Chormai, P., Pu, Y., Hu, H., Fisher, S. E., Francks, C., & Kong, X. (2022). Machine learning of large-scale multimodal brain imaging data reveals neural correlates of hand preference. NeuroImage, 262: 119534. doi:10.1016/j.neuroimage.2022.119534.


Cite as: https://hdl.handle.net/21.11116/0000-000A-D2D7-6
Abstract

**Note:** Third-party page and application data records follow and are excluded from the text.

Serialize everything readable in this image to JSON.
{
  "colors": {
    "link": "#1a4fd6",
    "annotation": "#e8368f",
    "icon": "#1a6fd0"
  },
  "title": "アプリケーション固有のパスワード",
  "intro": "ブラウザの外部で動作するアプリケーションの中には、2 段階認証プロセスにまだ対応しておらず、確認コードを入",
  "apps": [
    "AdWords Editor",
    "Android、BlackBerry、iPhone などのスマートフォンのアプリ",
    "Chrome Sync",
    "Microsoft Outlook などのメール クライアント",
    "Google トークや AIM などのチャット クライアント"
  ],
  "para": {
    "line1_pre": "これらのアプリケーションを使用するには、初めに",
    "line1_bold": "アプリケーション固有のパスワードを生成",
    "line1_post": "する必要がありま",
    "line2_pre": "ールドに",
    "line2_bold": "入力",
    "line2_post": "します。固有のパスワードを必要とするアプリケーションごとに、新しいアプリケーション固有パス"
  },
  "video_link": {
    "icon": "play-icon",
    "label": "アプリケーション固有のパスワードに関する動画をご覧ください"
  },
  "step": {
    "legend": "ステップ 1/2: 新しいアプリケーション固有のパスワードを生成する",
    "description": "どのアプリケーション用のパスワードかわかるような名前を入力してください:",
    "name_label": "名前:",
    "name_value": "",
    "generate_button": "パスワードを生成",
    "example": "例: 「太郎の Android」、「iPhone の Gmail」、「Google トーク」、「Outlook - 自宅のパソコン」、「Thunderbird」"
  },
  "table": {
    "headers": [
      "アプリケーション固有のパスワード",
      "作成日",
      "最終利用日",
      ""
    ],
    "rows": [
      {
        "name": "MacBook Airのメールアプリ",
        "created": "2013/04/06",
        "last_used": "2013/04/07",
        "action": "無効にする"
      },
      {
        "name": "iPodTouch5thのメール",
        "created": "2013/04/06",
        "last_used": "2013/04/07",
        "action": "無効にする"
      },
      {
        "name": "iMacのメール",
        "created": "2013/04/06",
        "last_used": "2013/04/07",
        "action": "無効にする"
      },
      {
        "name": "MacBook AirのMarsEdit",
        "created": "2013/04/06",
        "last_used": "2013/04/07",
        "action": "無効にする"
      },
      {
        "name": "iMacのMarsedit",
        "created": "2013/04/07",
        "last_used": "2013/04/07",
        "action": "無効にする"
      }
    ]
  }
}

Lateralization is a fundamental characteristic of many behaviors and the organization of the brain, and atypical lateralization has been suggested to be linked to various brain-related disorders such as autism and schizophrenia. Right-handedness is one of the most prominent markers of human behavioural lateralization, yet its neurobiological basis remains to be determined. Here, we present a large-scale analysis of handedness, as measured by self-reported direction of hand preference, and its variability related to brain structural and functional organization in the UK Biobank (N = 36,024). A multivariate machine learning approach with multi-modalities of brain imaging data was adopted, to reveal how well brain imaging features could predict individual's handedness (i.e., right-handedness vs. non-right-handedness) and further identify the top brain signatures that contributed to the prediction. Overall, the results showed a good prediction performance, with an area under the receiver operating characteristic curve (AUROC) score of up to 0.72, driven largely by resting-state functional measures. Virtual lesion analysis and large-scale decoding analysis suggested that the brain networks with the highest importance in the prediction showed functional relevance to hand movement and several higher-level cognitive functions including language, arithmetic, and social interaction. Genetic analyses of contributions of common DNA polymorphisms to the imaging-derived handedness prediction score showed a significant heritability (h2=7.55%, p <0.001) that was similar to and slightly higher than that for the behavioural measure itself (h2=6.74%, p <0.001). The genetic correlation between the two was high (rg=0.71), suggesting that the imaging-derived score could be used as a surrogate in genetic studies where the behavioural measure is not available. This large-scale study using multimodal brain imaging and multivariate machine learning has shed new light on the neural correlates of human handedness.